In an interview with the HSCA’s Andy Purdy on 11-10-77 Marion Jenkins was said to have expressed that as an anesthesiologist he (Jenkins) “…was positioned at the head of the table so he had one of the closest views of the head wound…believes he was ‘…the only one who knew the extent of the head wound.’) (sic)…Regarding the head wound, Dr. Jenkins said that only one segment of bone was blown out–it was a segment of occipital or temporal bone. He noted that a portion of the cerebellum (lower rear brain) (sic) was hanging out from a hole in the right–rear of the head.” (Emphasis added) (HSCA-V7:286-287) In an interview with the American Medical News published on 11-24-78 Jenkins said, “…(Kennedy) had part of his head blown away and part of his cerebellum was hanging out.”.

Amazingly, in an interview with author Gerald Posner on March 3, 1992, Jenkins’ recollection had changed dramatically. “The description of the cerebellum was my fault,” Jenkins insisted, “When I read my report over I realized there could not be any cerebellum. The autopsy photo, with the rear of the head intact and a protrusion in the parietal region, is the way I remember it. I never did say occipital.” (Gerald Posner, Case Closed”, p. 312) Jenkins has obviously forgotten that in his own note prepared, typed, and signed on the day of the assassination, Jenkins said, “a great laceration on the right side of the head (temporal and occipital) (sic)”, and HSCA’s Purdy reported that Jenkins said “occipital or temporal bone” was blown out.

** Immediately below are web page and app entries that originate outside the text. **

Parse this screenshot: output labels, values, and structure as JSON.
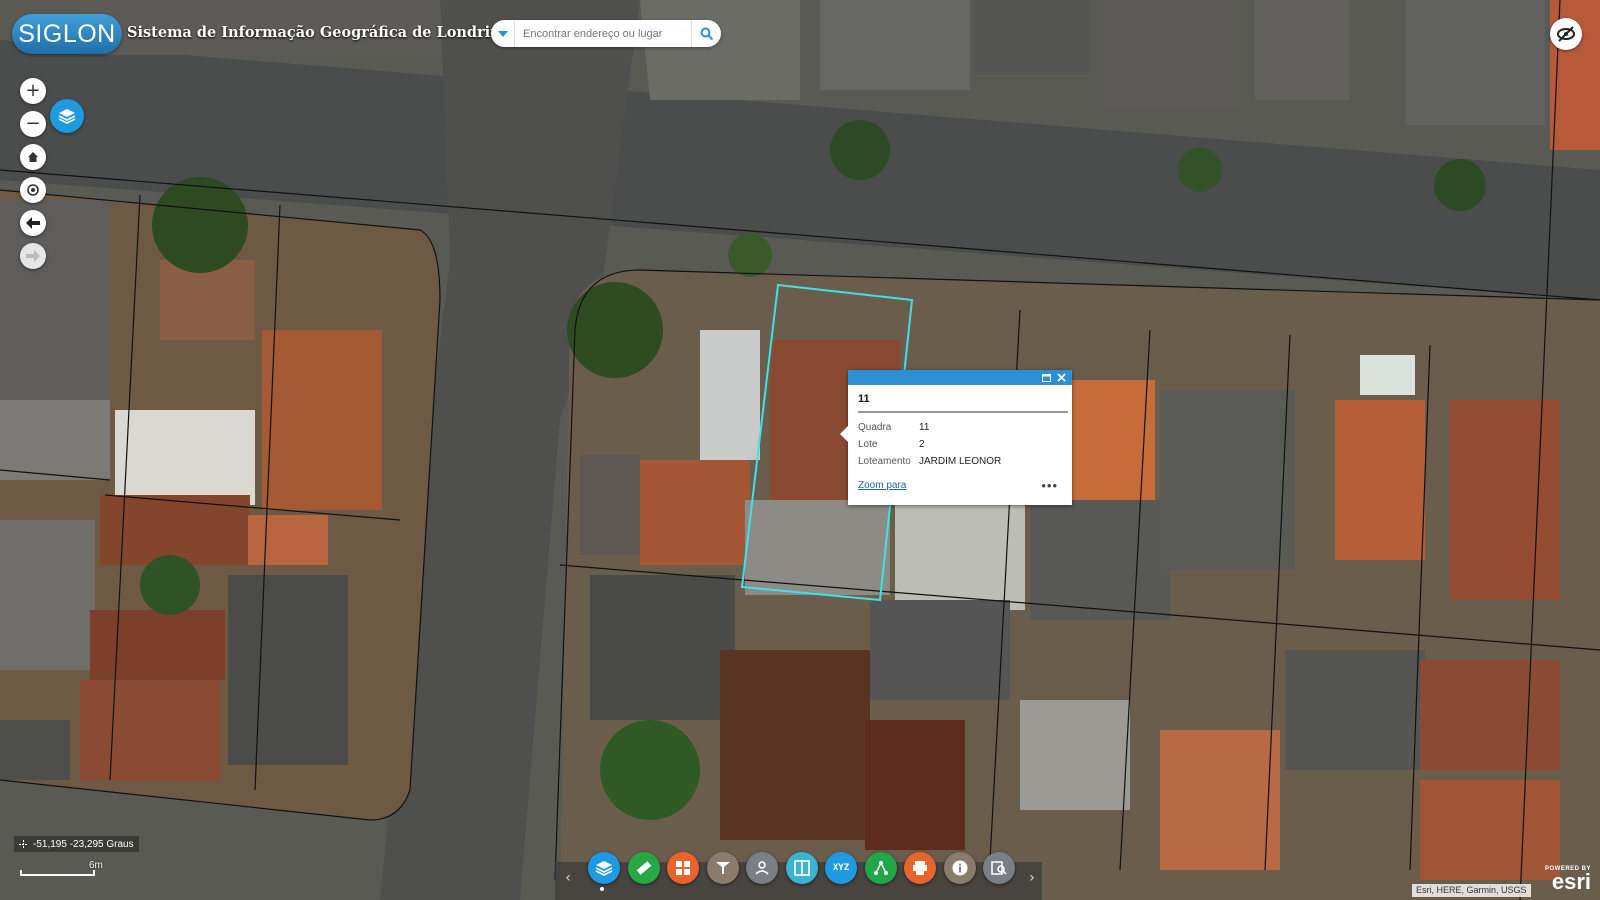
{
  "header": {
    "logo_text": "SIGLON",
    "title": "Sistema de Informação Geográfica de Londrina",
    "search_placeholder": "Encontrar endereço ou lugar"
  },
  "map_controls": {
    "zoom_in": "+",
    "zoom_out": "−"
  },
  "popup": {
    "title": "11",
    "fields": [
      {
        "label": "Quadra",
        "value": "11"
      },
      {
        "label": "Lote",
        "value": "2"
      },
      {
        "label": "Loteamento",
        "value": "JARDIM LEONOR"
      }
    ],
    "zoom_link": "Zoom para",
    "more": "•••"
  },
  "status": {
    "coordinates": "-51,195 -23,295 Graus",
    "scale_label": "6m"
  },
  "widgets": [
    {
      "name": "layers-widget",
      "color": "#1e9be0",
      "icon": "layers-icon"
    },
    {
      "name": "measure-widget",
      "color": "#28a745",
      "icon": "ruler-icon"
    },
    {
      "name": "basemap-gallery-widget",
      "color": "#e8642b",
      "icon": "grid-icon"
    },
    {
      "name": "select-widget",
      "color": "#8b7b6b",
      "icon": "select-cursor-icon"
    },
    {
      "name": "directions-widget",
      "color": "#7a7f86",
      "icon": "route-icon"
    },
    {
      "name": "swipe-widget",
      "color": "#3cb3d1",
      "icon": "swipe-icon"
    },
    {
      "name": "coordinate-widget",
      "color": "#1e9be0",
      "icon": "xyz-icon",
      "label": "XYZ"
    },
    {
      "name": "share-widget",
      "color": "#21a64a",
      "icon": "share-icon"
    },
    {
      "name": "print-widget",
      "color": "#e8642b",
      "icon": "printer-icon"
    },
    {
      "name": "about-widget",
      "color": "#8b7b6b",
      "icon": "info-icon"
    },
    {
      "name": "query-widget",
      "color": "#7a7f86",
      "icon": "query-icon"
    }
  ],
  "attribution": "Esri, HERE, Garmin, USGS",
  "esri_logo": {
    "powered_by": "POWERED BY",
    "name": "esri"
  },
  "colors": {
    "accent": "#1e9be0",
    "popup_bar": "#2d8fd6",
    "parcel_highlight": "#3fe0ea"
  }
}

Aguilar’s piece makes it clear that the overwhelming consensus supports a rear exit wound. Parkland staff, those who received the body only minutes after the shooting—not operating under any assumptions about the source(s) of the shots—were virtually unanimous at the time (with only one bizarre outlier) and most maintained their original positions afterwards. Many at Bethesda also recalled a rear exit wound. Testimony from Bethesda is obviously not unanimous but must be considered less weighty than that from Parkland given that (1) explanatory scenarios were already being formed by investigative authorities and (2) after the conclusion of the autopsy itself the autopsy report went through several revisions offering different conclusions before settling on the one we now have as official.

The Zapruder film may or may not have been tampered with. Admitting this possibility means we need a different starting point. In my estimation the Parkland staff testimony is that starting point. It’s possible for all those doctors and nurses, minutes after the shooting, unconcerned with explaining the wounds, to be mistaken in essentially the same way, but it’s so unlikely as to be excluded from consideration. A rear exit wound ⇒ a shooter in front of Kennedy ⇒ Oswald could not have acted alone (even assuming he acted at all). The conclusion is the same for me as watching the Zapruder film but with less suspicion.

If this is correct the overall task is now much harder. One of the nice things about the Lone Gunman scenario is its simplicity: Oswald was a lone nut communist who shot Kennedy, no other moving parts, case closed. If there’s a conspiracy, resolving it—enough to satisfy our curiosity but never completely—is orders of magnitude more difficult, but it seems that we have no other feasible choice.